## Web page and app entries
Content starts

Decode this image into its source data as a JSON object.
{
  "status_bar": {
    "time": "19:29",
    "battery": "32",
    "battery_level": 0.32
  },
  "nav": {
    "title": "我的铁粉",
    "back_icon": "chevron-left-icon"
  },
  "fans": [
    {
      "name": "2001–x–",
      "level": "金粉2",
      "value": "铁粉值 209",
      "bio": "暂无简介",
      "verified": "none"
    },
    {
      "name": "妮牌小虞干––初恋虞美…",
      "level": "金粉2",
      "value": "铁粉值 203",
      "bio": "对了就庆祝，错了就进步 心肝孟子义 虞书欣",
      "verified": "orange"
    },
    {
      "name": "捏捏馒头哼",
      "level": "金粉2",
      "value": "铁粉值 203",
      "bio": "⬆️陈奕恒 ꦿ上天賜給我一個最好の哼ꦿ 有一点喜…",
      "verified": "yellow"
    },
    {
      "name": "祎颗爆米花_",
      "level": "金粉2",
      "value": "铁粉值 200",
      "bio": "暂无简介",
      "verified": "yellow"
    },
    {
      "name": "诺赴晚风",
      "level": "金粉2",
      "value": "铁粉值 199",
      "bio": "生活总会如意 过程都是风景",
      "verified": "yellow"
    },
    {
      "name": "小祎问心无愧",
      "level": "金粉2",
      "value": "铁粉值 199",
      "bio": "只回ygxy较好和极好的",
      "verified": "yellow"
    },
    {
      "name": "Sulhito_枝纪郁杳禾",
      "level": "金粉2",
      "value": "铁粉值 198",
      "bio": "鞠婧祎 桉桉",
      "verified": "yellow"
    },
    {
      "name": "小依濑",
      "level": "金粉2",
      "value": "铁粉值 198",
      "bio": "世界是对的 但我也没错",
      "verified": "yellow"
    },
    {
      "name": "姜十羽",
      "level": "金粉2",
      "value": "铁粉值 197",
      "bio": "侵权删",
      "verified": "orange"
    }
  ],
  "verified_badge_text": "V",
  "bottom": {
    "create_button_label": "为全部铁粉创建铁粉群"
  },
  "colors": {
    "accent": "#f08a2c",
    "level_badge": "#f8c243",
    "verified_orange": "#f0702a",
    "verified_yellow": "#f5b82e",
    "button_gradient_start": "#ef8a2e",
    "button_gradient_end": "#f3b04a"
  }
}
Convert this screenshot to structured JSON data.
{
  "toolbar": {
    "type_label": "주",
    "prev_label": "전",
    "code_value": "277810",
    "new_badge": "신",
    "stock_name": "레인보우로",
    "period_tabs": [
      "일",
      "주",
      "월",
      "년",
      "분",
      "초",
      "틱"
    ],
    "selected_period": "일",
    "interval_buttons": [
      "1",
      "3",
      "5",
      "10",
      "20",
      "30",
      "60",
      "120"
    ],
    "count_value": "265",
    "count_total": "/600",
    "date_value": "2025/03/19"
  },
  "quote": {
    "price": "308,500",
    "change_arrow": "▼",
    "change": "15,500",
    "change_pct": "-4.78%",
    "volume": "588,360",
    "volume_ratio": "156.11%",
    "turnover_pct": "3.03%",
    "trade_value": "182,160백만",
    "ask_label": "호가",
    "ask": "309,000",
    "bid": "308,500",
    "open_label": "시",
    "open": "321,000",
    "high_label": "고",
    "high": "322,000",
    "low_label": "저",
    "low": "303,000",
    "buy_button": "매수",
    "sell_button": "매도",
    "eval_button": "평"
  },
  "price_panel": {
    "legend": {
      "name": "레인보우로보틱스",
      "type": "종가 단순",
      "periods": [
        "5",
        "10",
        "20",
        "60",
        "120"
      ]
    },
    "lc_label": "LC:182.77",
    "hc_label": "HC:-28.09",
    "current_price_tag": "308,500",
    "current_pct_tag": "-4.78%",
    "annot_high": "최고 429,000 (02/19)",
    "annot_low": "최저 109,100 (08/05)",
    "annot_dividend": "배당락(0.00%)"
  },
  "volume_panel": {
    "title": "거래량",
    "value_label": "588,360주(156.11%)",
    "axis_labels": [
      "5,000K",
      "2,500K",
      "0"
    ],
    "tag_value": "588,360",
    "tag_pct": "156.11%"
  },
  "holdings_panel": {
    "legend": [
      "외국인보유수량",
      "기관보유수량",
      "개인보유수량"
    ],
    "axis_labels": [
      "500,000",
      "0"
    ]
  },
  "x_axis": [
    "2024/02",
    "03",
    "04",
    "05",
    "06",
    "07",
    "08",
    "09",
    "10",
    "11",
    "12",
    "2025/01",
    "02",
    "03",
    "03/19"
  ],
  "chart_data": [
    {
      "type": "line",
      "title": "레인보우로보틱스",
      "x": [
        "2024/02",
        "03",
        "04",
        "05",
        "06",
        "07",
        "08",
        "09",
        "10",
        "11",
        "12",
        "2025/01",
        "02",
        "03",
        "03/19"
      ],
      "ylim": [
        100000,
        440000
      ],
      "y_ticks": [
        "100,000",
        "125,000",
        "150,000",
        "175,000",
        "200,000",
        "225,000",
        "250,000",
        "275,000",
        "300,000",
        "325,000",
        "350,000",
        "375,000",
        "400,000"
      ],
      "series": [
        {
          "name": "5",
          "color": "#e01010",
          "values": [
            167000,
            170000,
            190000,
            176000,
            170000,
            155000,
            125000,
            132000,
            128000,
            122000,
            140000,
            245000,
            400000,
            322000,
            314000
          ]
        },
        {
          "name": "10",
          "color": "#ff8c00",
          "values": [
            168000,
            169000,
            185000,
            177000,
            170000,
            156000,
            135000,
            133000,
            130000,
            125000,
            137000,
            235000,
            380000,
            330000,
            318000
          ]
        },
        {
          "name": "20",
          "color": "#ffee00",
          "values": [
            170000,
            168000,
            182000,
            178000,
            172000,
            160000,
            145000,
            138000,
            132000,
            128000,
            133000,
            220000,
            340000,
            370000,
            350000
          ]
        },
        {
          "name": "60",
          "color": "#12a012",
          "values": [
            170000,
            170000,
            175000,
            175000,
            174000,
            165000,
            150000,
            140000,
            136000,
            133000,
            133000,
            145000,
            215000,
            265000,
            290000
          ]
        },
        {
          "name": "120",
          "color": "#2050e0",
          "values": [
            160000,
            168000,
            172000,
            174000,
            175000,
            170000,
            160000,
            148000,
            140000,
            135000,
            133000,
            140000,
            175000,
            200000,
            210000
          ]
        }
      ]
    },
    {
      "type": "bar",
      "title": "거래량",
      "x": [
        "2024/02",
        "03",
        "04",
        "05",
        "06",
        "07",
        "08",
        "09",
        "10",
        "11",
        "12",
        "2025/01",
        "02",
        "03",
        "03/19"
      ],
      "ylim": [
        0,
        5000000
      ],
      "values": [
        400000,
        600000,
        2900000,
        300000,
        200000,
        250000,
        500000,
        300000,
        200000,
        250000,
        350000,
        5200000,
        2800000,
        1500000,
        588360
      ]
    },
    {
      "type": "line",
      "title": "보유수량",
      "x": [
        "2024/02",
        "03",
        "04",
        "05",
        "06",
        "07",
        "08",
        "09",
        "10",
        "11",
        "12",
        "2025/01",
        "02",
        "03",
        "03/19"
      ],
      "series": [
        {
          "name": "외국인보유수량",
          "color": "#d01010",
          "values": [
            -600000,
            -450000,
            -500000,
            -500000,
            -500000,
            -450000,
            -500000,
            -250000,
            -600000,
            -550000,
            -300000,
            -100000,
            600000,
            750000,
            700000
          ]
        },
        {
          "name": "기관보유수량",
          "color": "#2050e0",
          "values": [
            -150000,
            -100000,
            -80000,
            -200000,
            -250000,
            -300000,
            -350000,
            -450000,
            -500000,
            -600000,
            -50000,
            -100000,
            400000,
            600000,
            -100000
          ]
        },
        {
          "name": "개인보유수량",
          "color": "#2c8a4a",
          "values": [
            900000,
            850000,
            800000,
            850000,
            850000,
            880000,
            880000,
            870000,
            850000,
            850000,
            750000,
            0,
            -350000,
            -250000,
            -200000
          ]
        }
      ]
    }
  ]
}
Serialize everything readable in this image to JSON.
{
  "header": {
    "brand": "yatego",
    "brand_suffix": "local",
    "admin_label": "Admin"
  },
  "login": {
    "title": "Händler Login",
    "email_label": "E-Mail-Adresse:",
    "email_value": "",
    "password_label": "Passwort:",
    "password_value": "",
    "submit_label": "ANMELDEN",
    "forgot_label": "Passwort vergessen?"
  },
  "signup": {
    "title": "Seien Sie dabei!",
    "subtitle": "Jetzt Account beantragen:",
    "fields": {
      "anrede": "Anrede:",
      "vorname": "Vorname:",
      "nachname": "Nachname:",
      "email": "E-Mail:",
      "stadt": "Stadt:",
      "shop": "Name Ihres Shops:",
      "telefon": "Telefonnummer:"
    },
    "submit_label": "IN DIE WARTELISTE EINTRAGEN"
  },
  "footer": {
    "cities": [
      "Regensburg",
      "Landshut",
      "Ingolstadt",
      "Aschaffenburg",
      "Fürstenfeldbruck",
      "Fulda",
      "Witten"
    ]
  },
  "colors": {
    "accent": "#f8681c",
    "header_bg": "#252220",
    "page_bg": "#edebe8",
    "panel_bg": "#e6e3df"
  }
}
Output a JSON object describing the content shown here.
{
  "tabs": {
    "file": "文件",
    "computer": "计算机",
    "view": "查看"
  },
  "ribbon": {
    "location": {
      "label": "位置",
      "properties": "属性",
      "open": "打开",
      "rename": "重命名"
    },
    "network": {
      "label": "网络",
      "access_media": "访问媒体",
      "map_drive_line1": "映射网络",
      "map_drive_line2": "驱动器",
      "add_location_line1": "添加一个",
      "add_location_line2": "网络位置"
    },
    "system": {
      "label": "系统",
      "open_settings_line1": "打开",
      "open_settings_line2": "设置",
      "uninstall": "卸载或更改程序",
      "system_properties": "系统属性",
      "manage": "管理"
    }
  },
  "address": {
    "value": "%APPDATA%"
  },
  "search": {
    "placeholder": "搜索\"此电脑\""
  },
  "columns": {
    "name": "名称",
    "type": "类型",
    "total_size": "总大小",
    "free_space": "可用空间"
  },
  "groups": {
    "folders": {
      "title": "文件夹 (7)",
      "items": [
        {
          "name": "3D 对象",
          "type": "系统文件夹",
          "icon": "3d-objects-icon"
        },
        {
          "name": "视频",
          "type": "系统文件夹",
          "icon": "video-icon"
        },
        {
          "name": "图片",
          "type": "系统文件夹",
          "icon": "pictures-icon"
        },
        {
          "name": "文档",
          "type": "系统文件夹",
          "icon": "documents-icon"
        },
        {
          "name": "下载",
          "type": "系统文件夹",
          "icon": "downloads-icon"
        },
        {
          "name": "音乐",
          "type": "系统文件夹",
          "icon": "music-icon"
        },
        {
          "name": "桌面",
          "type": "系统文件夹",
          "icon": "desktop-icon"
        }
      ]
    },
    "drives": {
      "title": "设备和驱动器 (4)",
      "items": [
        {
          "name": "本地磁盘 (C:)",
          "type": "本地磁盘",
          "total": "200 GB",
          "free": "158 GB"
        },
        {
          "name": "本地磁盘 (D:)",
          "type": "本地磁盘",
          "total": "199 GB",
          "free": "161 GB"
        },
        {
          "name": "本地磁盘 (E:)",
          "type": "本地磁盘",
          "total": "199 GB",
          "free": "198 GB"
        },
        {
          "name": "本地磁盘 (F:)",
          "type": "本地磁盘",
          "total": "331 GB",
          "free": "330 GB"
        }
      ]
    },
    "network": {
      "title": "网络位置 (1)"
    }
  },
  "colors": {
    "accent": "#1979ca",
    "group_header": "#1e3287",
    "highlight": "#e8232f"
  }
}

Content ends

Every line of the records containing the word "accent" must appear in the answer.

    "accent": "#f08a2c",
    "accent": "#f8681c",
    "accent": "#1979ca",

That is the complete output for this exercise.